I liked that movie, “Saving Private Ryan,” but I was pretty sure that they made up the term FUBAR for the movie. (“Fucked Up Beyond All Recognition”) No, it so happens that the term was coined in 1942 in North Africa by American soldiers as part of a new, acronymic vocabulary to describe the new situations in which they found themselves.
It started with “SNAFU,” of course. (“Situation Normal, All Fucked Up”) It went on to include not only FUBAR, but also:
SUSFU: “Situation Unchanged, Still Fucked UP”
SAFU: “Self-Adjusting Fuck-Up”
TARFU: “Things Are Really Fucked Up”

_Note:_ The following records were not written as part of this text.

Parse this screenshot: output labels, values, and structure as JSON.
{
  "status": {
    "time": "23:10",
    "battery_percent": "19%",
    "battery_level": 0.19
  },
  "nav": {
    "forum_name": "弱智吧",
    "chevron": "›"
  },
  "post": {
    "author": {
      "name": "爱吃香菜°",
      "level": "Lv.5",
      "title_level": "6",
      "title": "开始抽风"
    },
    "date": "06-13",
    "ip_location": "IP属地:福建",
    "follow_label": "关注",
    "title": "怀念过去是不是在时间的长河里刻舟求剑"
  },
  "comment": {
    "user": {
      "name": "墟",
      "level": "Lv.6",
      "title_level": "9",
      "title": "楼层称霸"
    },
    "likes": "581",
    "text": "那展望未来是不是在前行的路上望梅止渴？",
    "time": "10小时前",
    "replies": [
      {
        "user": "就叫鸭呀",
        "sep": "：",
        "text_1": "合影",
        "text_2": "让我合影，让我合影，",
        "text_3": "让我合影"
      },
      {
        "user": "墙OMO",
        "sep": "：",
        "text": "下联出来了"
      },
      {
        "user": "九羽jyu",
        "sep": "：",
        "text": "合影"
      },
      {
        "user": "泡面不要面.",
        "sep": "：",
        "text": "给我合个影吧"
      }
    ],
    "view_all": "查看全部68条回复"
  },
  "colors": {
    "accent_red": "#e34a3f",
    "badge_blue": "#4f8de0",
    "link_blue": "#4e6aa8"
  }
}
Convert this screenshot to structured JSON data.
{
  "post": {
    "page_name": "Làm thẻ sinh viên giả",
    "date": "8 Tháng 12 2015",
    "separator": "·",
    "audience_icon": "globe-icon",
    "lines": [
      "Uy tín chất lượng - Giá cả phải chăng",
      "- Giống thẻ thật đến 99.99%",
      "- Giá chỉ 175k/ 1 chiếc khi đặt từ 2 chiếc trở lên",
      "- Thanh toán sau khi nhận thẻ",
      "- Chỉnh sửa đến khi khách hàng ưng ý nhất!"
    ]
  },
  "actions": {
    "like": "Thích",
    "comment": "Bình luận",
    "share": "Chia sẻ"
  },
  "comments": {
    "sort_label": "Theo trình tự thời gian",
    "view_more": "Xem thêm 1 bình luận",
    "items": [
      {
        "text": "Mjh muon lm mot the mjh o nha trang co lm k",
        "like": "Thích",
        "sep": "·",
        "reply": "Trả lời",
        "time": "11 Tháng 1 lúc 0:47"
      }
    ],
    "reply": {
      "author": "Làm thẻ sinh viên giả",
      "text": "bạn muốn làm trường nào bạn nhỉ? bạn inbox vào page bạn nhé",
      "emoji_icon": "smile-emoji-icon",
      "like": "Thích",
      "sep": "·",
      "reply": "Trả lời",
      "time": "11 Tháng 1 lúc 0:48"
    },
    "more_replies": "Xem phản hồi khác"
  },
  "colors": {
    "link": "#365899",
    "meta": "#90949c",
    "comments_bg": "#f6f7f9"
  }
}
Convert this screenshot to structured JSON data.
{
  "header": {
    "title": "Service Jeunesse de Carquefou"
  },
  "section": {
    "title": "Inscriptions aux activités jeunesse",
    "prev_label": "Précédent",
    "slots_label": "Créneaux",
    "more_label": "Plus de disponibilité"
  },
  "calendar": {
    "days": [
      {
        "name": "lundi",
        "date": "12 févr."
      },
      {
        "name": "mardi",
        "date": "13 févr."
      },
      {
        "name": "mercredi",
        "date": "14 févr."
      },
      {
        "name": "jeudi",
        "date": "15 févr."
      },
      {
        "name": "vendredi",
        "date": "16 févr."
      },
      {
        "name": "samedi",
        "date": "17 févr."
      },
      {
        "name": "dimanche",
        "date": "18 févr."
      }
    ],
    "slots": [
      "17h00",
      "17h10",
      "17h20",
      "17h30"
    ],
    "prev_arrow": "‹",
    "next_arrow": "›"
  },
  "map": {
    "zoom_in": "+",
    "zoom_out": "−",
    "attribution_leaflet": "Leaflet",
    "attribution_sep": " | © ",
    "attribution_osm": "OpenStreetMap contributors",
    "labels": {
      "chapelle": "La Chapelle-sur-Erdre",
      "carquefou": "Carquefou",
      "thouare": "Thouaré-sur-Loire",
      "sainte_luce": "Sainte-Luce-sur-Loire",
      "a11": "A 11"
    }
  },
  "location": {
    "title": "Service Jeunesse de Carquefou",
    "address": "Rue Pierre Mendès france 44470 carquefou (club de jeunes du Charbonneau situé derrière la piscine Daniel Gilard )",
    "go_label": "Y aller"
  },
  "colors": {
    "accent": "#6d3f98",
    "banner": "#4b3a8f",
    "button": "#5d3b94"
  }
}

FUMTU: “Fucked Up More Than Usual”
JANFU: “Joint Army-Navy Fuck-Up”
JAAFU: “Joint Anglo-American Fuck-Up”
FUAFUP: “Fucked Up And Fucked Up Proper”
The citizen-soldiers were in fact mocking the acronym-mad culture of the military in general, where “Command, Submarine, Pacific,” was reduced to COMSUBPAC. That’s my opinion anyway, even though I don’t think COMSUBPAC is technically an acronym.
Source: “The Day of Battle,” by Rick Atkinson, page 36.